The task: Your answer should consist of each line below that contains the string "Sign".

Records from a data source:
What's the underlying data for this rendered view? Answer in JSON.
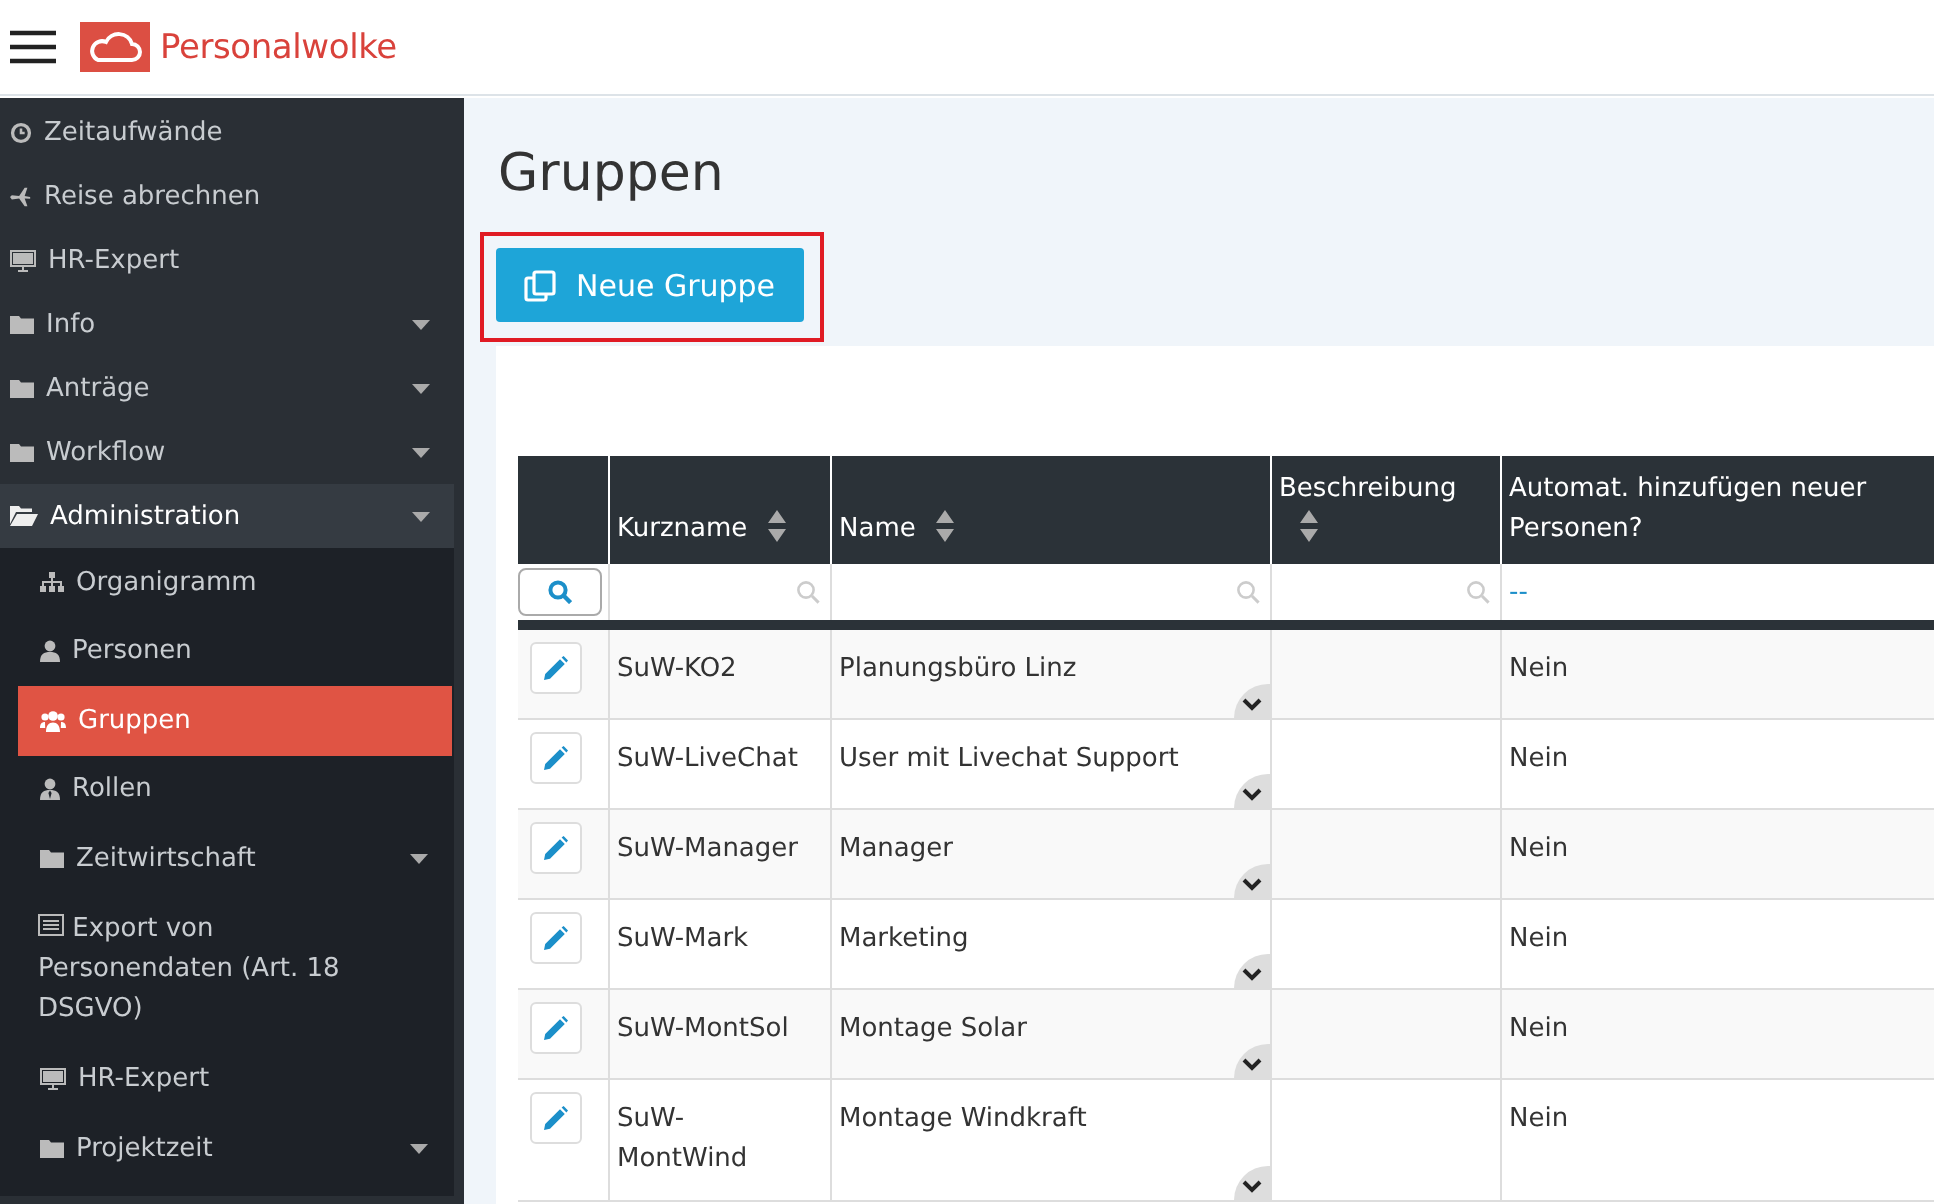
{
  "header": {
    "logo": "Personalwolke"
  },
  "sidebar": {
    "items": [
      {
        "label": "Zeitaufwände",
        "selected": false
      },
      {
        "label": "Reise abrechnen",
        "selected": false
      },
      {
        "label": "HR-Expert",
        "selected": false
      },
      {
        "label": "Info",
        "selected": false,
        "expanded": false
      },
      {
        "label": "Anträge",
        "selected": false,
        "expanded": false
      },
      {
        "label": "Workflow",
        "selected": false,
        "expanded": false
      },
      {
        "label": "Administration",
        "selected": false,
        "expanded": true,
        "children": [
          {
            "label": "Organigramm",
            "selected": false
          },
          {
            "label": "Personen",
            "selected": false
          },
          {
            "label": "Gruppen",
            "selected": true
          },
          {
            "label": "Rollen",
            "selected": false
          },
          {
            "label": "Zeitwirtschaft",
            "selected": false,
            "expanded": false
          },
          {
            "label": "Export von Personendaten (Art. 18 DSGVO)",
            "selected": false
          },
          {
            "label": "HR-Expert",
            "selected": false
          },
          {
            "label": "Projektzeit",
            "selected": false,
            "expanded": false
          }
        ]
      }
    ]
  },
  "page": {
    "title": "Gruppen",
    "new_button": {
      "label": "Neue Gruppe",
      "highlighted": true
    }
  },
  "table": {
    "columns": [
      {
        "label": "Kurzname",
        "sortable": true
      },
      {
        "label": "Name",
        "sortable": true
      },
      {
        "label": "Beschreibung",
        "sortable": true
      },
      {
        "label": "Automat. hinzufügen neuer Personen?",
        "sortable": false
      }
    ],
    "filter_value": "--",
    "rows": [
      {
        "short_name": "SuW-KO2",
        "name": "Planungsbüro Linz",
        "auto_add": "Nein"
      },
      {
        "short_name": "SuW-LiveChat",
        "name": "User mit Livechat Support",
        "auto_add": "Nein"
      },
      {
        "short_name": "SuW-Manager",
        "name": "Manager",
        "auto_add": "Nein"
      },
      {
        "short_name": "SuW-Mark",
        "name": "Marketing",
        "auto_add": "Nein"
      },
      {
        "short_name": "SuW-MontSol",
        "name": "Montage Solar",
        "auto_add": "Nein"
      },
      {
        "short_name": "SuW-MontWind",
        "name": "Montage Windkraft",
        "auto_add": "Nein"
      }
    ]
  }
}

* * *

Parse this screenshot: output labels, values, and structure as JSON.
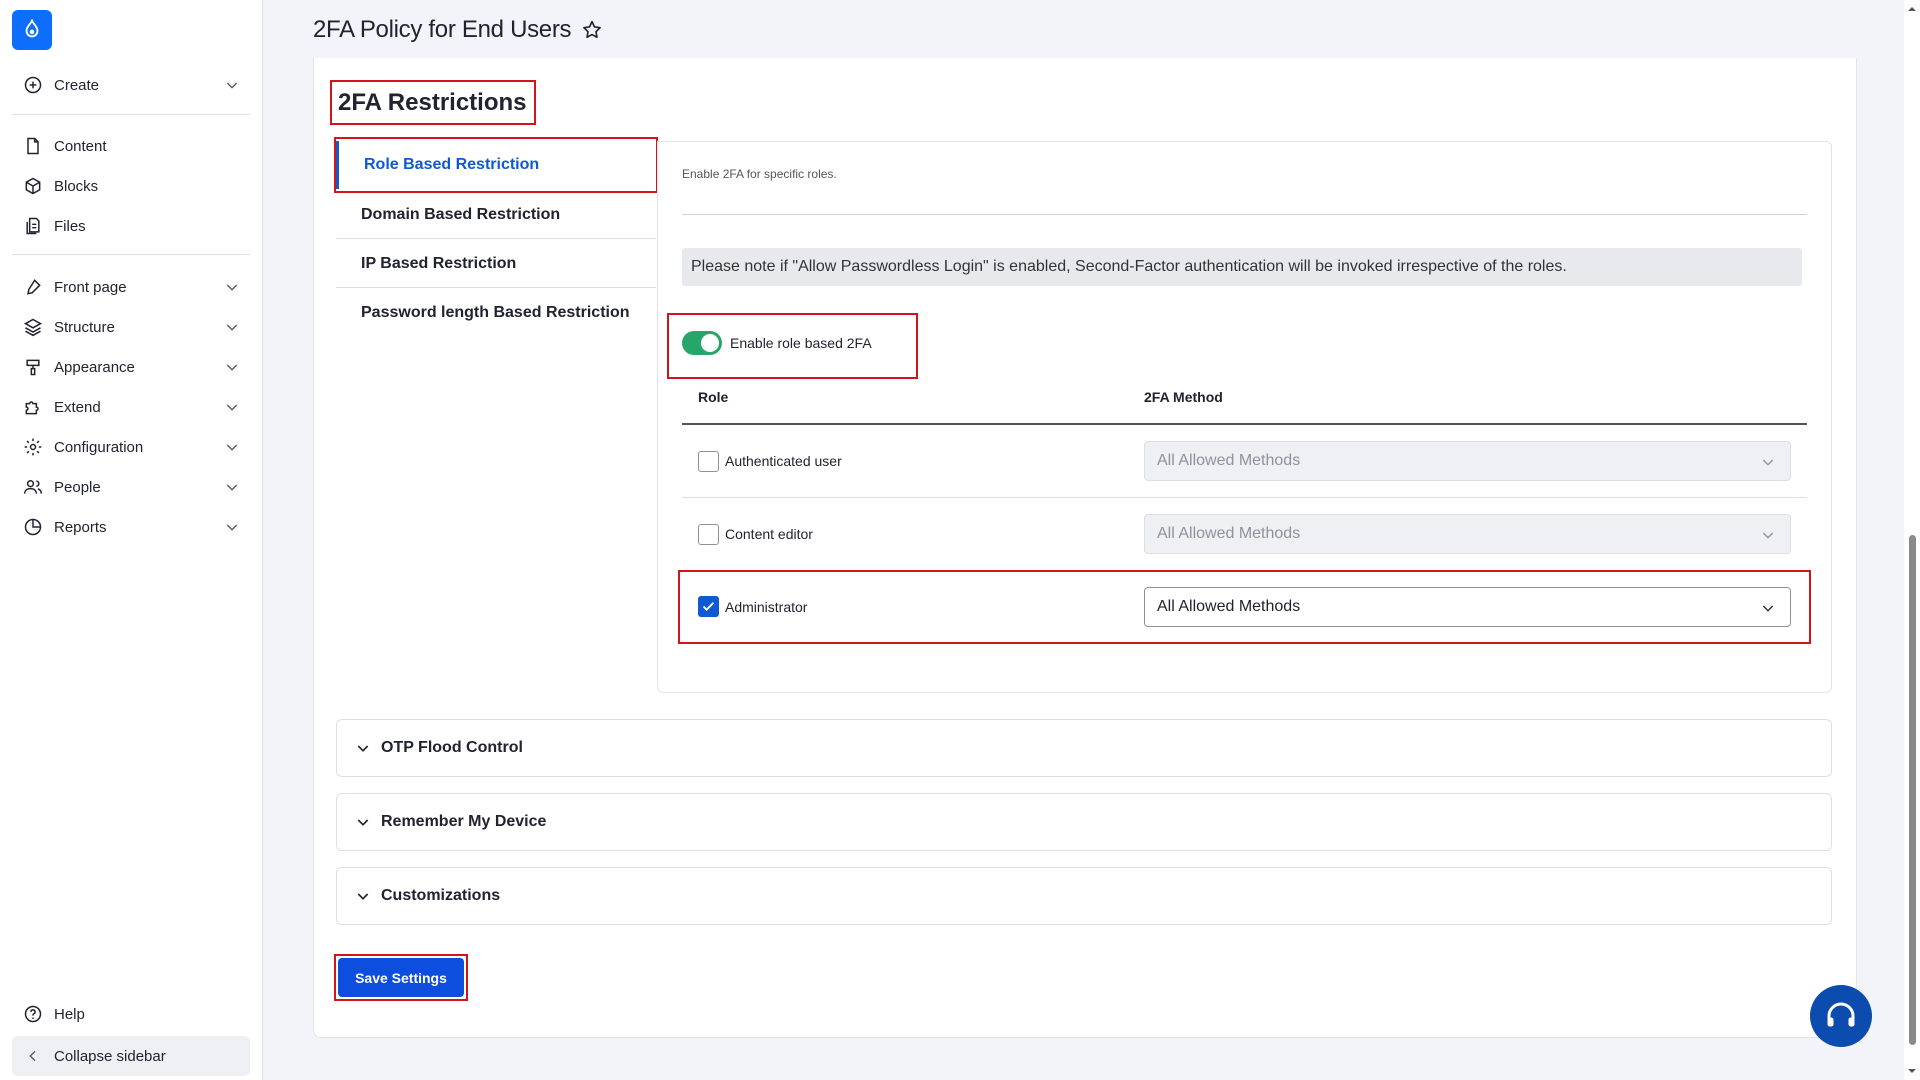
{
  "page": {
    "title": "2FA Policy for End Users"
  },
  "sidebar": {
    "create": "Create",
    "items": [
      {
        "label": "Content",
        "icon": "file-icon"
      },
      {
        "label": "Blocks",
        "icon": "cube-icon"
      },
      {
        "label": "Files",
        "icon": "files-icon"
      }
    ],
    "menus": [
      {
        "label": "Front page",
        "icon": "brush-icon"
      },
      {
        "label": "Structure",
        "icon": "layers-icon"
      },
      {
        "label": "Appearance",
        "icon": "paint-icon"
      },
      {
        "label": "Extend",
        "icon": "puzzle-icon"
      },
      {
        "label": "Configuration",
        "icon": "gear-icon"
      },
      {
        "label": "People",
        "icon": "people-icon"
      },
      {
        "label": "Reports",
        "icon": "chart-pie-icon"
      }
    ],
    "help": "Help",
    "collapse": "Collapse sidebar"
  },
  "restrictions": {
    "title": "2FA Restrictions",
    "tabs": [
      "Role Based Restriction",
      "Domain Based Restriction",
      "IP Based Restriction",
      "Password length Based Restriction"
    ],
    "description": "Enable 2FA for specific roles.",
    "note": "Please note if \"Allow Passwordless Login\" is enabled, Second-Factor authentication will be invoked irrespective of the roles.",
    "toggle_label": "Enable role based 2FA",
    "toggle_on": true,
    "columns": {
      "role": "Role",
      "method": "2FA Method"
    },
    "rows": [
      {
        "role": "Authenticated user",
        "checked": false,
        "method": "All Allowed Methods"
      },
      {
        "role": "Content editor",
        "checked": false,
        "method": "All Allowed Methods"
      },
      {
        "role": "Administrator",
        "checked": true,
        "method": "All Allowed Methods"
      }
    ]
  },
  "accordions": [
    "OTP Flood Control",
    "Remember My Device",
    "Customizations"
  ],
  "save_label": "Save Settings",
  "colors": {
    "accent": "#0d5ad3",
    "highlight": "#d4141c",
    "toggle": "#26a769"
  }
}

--

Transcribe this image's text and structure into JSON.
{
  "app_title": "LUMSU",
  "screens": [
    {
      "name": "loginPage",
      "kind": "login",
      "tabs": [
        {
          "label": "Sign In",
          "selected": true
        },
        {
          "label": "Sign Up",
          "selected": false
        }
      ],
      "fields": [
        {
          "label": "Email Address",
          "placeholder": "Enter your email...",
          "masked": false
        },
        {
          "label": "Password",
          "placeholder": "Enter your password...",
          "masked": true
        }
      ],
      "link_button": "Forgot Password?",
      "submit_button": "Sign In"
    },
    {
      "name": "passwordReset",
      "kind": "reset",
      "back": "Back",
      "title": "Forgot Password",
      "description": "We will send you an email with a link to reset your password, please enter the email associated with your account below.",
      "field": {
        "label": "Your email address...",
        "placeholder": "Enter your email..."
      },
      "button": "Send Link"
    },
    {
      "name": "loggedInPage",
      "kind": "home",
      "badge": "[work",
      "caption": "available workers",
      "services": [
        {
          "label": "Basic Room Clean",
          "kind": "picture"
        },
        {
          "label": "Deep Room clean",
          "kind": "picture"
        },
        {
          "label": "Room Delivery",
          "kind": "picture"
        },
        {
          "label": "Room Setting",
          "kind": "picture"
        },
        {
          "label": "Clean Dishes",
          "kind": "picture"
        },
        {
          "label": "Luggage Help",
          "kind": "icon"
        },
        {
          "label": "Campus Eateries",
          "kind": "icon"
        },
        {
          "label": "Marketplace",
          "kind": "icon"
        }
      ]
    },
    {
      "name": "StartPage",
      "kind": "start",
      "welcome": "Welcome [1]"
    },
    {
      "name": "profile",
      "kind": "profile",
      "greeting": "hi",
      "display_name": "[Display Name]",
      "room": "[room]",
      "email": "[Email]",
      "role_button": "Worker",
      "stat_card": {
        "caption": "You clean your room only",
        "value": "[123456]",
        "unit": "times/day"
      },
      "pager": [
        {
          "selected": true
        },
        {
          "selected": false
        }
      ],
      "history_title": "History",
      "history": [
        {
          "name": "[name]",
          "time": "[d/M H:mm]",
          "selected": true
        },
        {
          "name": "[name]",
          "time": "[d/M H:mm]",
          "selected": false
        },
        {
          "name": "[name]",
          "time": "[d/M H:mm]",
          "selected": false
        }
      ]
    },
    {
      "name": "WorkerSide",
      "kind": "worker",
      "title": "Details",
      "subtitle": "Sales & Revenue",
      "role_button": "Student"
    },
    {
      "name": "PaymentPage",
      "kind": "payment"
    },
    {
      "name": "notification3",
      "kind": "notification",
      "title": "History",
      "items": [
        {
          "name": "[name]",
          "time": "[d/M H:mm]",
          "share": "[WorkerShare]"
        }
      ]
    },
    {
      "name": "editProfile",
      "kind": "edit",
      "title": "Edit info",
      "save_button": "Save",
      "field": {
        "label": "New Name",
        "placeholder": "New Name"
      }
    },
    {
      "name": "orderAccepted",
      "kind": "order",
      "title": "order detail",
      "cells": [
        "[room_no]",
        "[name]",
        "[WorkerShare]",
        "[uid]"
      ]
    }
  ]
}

Result of this task:
          "label": "Sign In",
          "label": "Sign Up",
      "submit_button": "Sign In"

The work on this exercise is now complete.